Philosophy of the Social Sciences 26 (2):247-266 (1996)
Bertrand Russell always claimed that he took part in politics not as a philosopher, but as an outraged citizen and a suffering member of the human race. This essay takes Russell at his own word and explores his untheoretical radicalism. The essay thus treats him as a latter-day Thomas Paine and engages with his views on power, property, and warfare. The implausibility of Russell's reliance on moral outrage as the fuel for radical politics is examined in a short coda on the contrast between Russell and Dewey as representatives of individualist and communitarian radicalism.
Keywords No keywords specified (fix it)
Categories (categorize this paper)
 Save to my reading list
Follow the author(s)
My bibliography
Export citation
Find it on Scholar
Edit this record
Mark as duplicate
Revision history Request removal from index
Download options
PhilPapers Archive

Upload a copy of this paper     Check publisher's policy on self-archival     Papers currently archived: 9,357
External links
  • Through your library Configure
    References found in this work BETA

    No references found.

    Citations of this work BETA

    No citations found.

    Similar books and articles

    Monthly downloads

    Added to index


    Total downloads

    3 ( #224,045 of 1,088,811 )

    Recent downloads (6 months)


    How can I increase my downloads?
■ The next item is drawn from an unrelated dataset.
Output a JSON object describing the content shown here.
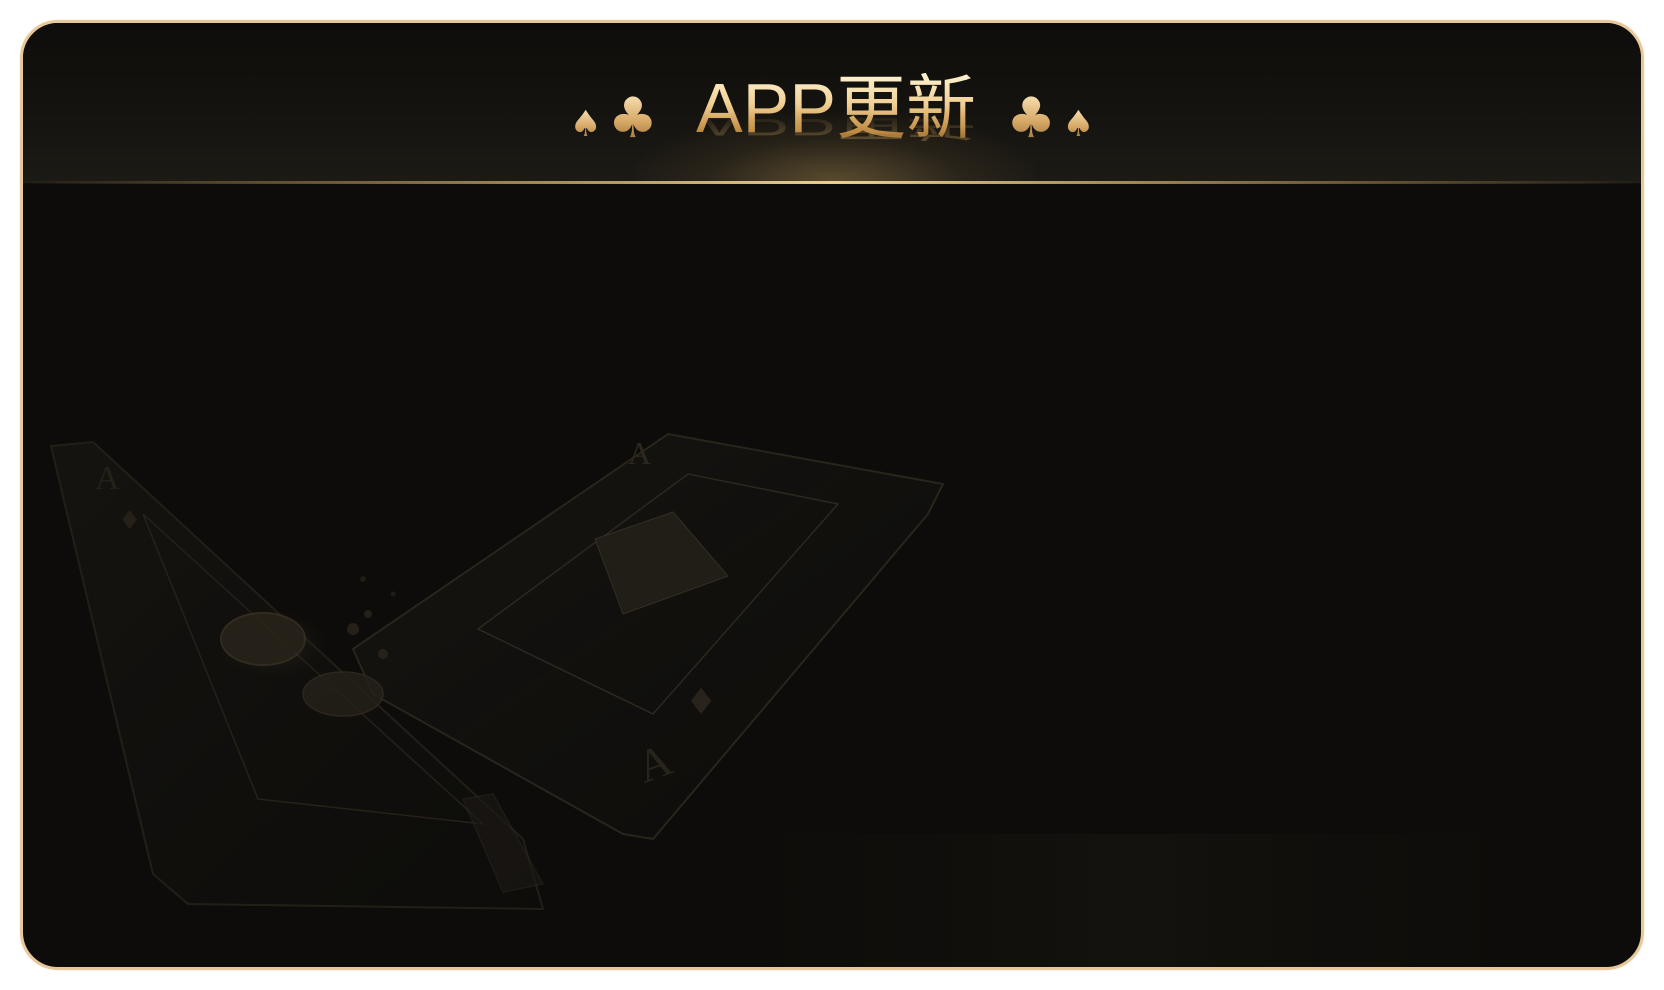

    My notes
    Sign in to use this feature

    Start a new thread
    There  are no threads in this forum
    Nothing in this forum yet.